I am going to talk about a topic that I have been writing on recently- legal autonomy, or more generally, disciplinary autonomy. Is it the case that we can talk coherently about something like the discipline of law or the discipline of literary criticism? And when we do talk about a discipline as having some sense of autonomy, of distinctiveness, what do we mean? What kind of distinctiveness is it? What is its source? Is it a distinctiveness that is historically achieved or does it have a more exalted origin in divinity or in "the nature of things"? These are the questions I would like to raise, and I want to start by quoting a sentence from Robert Bork's The Tempting of America. It comes in two parts. The first part of the sentence is, "Constitutional philosophies always have political results .... " The second part of the sentence reads "they should never have political intentions . . . ." Now, first of all let me say that I think that the sentence in its two parts is absolutely on the mark and will reward analysis.
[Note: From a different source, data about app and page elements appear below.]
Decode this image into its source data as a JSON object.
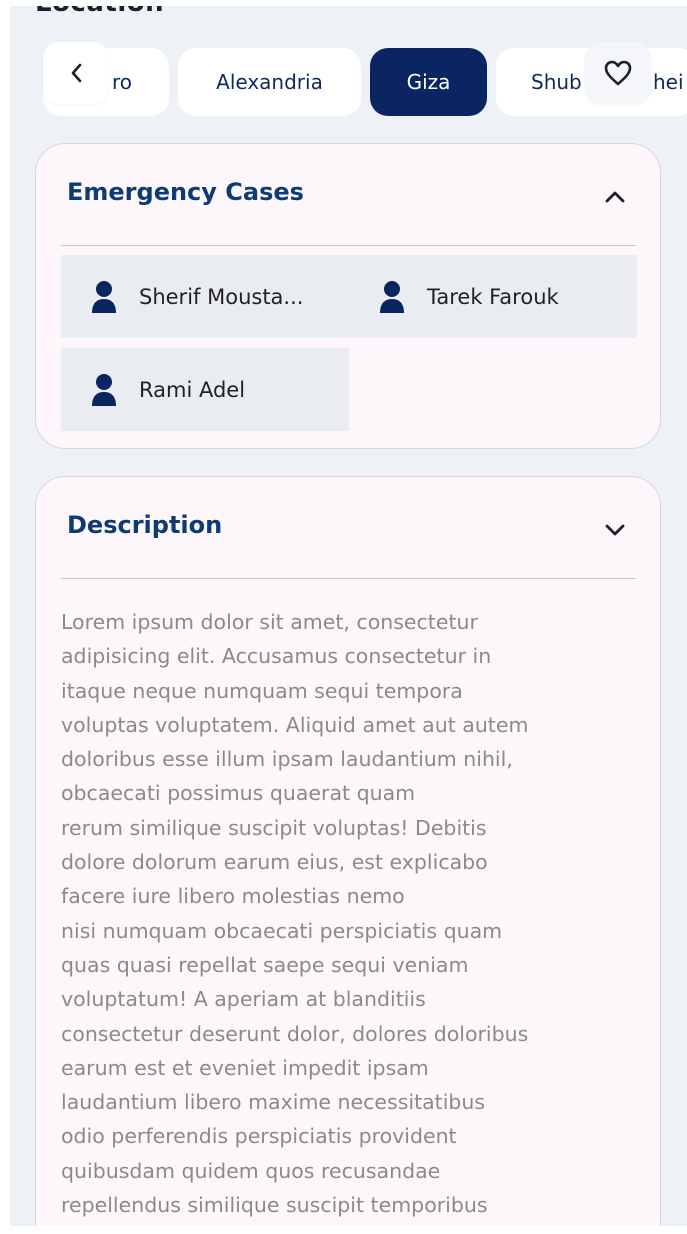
{
  "location": {
    "heading": "Location",
    "chips": [
      {
        "label": "ro"
      },
      {
        "label": "Alexandria"
      },
      {
        "label": "Giza",
        "active": true
      },
      {
        "label": "Shub",
        "label_end": "hei"
      }
    ]
  },
  "icons": {
    "back": "chevron-left-icon",
    "favorite": "heart-outline-icon",
    "collapse": "chevron-up-icon",
    "expand": "chevron-down-icon",
    "person": "person-icon"
  },
  "colors": {
    "accent": "#0b2563",
    "title": "#0e3b73",
    "background": "#eef2f7",
    "card": "#fdf7fc",
    "item_background": "#e9edf1",
    "body_text": "#8a8a8a"
  },
  "emergency": {
    "title": "Emergency Cases",
    "cases": [
      {
        "name": "Sherif Mousta..."
      },
      {
        "name": "Tarek Farouk"
      },
      {
        "name": "Rami Adel"
      }
    ]
  },
  "description": {
    "title": "Description",
    "text": "Lorem ipsum dolor sit amet, consectetur\nadipisicing elit. Accusamus consectetur in\nitaque neque numquam sequi tempora\nvoluptas voluptatem. Aliquid amet aut autem\ndoloribus esse illum ipsam laudantium nihil,\nobcaecati possimus quaerat quam\nrerum similique suscipit voluptas! Debitis\ndolore dolorum earum eius, est explicabo\nfacere iure libero molestias nemo\nnisi numquam obcaecati perspiciatis quam\nquas quasi repellat saepe sequi veniam\nvoluptatum! A aperiam at blanditiis\nconsectetur deserunt dolor, dolores doloribus\nearum est et eveniet impedit ipsam\nlaudantium libero maxime necessitatibus\nodio perferendis perspiciatis provident\nquibusdam quidem quos recusandae\nrepellendus similique suscipit temporibus"
  }
}
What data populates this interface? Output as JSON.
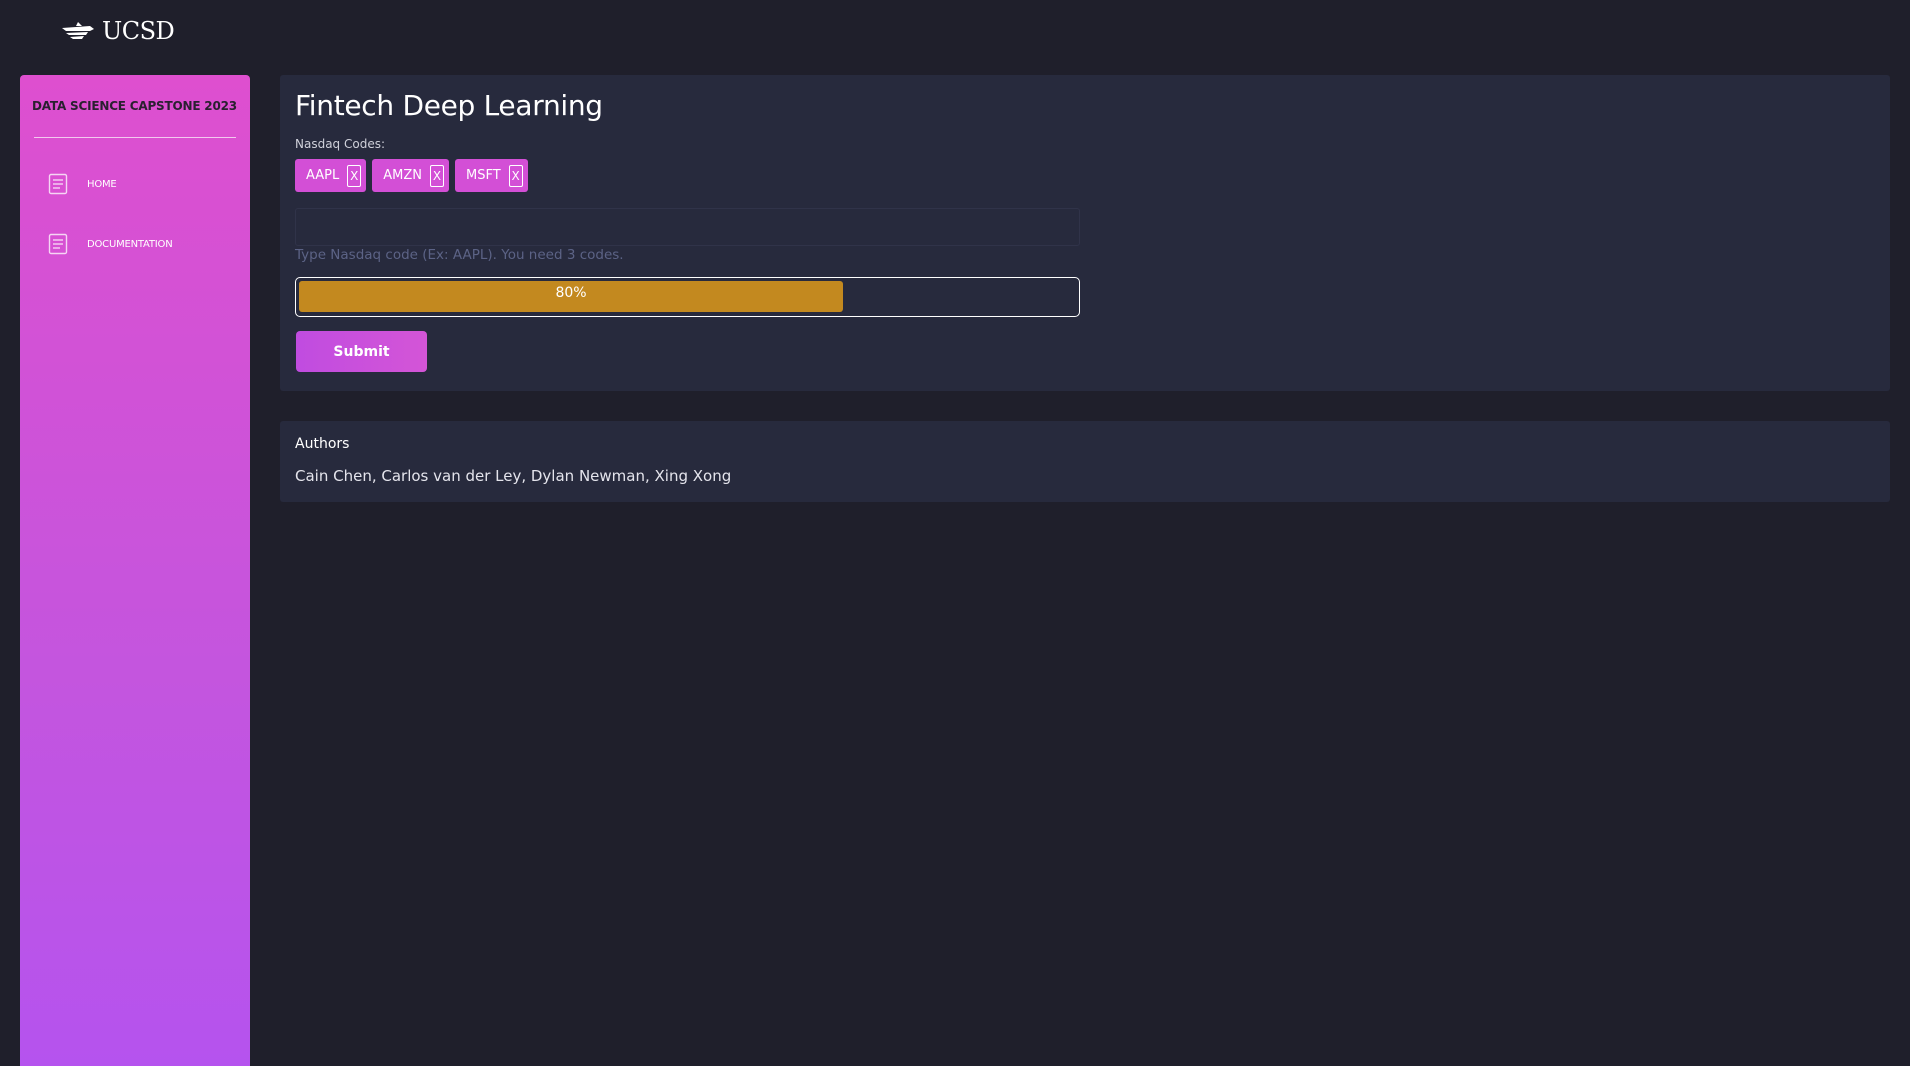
{
  "header": {
    "logo_text": "UCSD"
  },
  "sidebar": {
    "title": "DATA SCIENCE CAPSTONE 2023",
    "items": [
      {
        "label": "HOME",
        "icon": "document-icon"
      },
      {
        "label": "DOCUMENTATION",
        "icon": "document-icon"
      }
    ]
  },
  "main": {
    "title": "Fintech Deep Learning",
    "codes_label": "Nasdaq Codes:",
    "chips": [
      {
        "label": "AAPL",
        "remove": "X"
      },
      {
        "label": "AMZN",
        "remove": "X"
      },
      {
        "label": "MSFT",
        "remove": "X"
      }
    ],
    "input": {
      "value": "",
      "placeholder": ""
    },
    "helper_text": "Type Nasdaq code (Ex: AAPL). You need 3 codes.",
    "progress": {
      "value": 0.7,
      "label": "80%"
    },
    "submit_label": "Submit"
  },
  "authors": {
    "heading": "Authors",
    "names": "Cain Chen, Carlos van der Ley, Dylan Newman, Xing Xong"
  },
  "colors": {
    "background": "#1f1f2b",
    "card": "#272a3d",
    "sidebar_top": "#de4fcf",
    "sidebar_bottom": "#b553ee",
    "chip": "#d34fd6",
    "progress_fill": "#c3891f",
    "helper_text": "#5c6386"
  }
}
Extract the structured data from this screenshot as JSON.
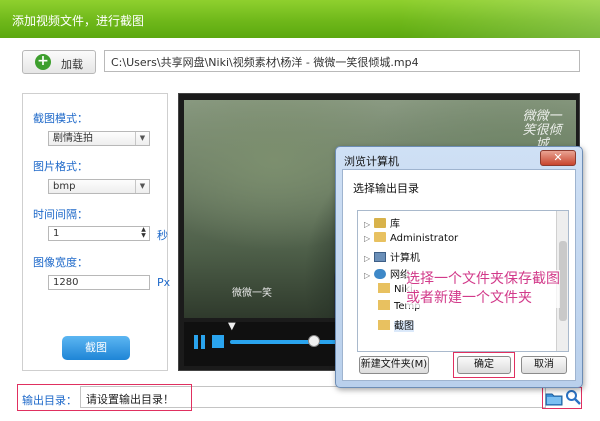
{
  "window": {
    "title": "添加视频文件，进行截图"
  },
  "toolbar": {
    "load_label": "加载",
    "file_path": "C:\\Users\\共享网盘\\Niki\\视频素材\\杨洋 - 微微一笑很倾城.mp4"
  },
  "settings": {
    "mode_label": "截图模式：",
    "mode_value": "剧情连拍",
    "format_label": "图片格式：",
    "format_value": "bmp",
    "interval_label": "时间间隔：",
    "interval_value": "1",
    "interval_unit": "秒",
    "width_label": "图像宽度：",
    "width_value": "1280",
    "width_unit": "Px",
    "capture_label": "截图"
  },
  "video": {
    "watermark": "微微一笑很倾城",
    "subtitle": "微微一笑",
    "progress": 0.57
  },
  "output": {
    "label": "输出目录：",
    "value": "请设置输出目录！"
  },
  "dialog": {
    "title": "浏览计算机",
    "close_glyph": "✕",
    "prompt": "选择输出目录",
    "tree": [
      {
        "label": "库",
        "icon": "library-icon"
      },
      {
        "label": "Administrator",
        "icon": "user-folder-icon"
      },
      {
        "label": "计算机",
        "icon": "computer-icon"
      },
      {
        "label": "网络",
        "icon": "network-icon"
      },
      {
        "label": "Niki",
        "icon": "folder-icon"
      },
      {
        "label": "Temp",
        "icon": "folder-icon"
      },
      {
        "label": "截图",
        "icon": "folder-icon"
      }
    ],
    "new_folder_label": "新建文件夹(M)",
    "ok_label": "确定",
    "cancel_label": "取消"
  },
  "annotation": {
    "line1": "选择一个文件夹保存截图",
    "line2": "或者新建一个文件夹"
  },
  "colors": {
    "titlebar": "#6fb81a",
    "accent_blue": "#1d68c9",
    "highlight_red": "#e03060",
    "annotation": "#d23a8a"
  }
}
What does Judge Bork mean when he says that constitutional philosophies always have political results? Well, I think he means something like the following: when as a judge or a lawyer you argue a case or craft an opinion the resources you think to employ will include a set of definitions, a number of basic distinctions, and a sense of the general point of the particular branch of law you are working in. I do not mean that these are resources you reach for; rather, they are presupposed by you and they must be in place before you begin, for in the absence of their having been presupposed, beginning would not even be possible. Bork's point, as I understand it, is that not all legal actors will begin with the same presuppositions. It is always possible for some other lawyer or judge as well credentialed as you are to have decided the questions that must be decided before you begin differently. And that difference will tell in the outcome: take two judges, set before them the same case and, with the help of equally legitimate legal materials, notions and distinctions, they will produce differing and, in some cases, opposing opinions. The results of their deliberations will vary with the assumptions within which they move; and since those assumptions are disputable, the results of their deliberations will be political. That is what "political" means: a course of action that follows from a point of origin not everyone will have chosen, where choice is necessary because no god has spoken. Since no god has pronounced on matters of constitutional philosophy, constitutional philosophies will always have political results.
Stanley Fish, On Legal Autonomy, 44 Mercer L. Rev. 737 (1993).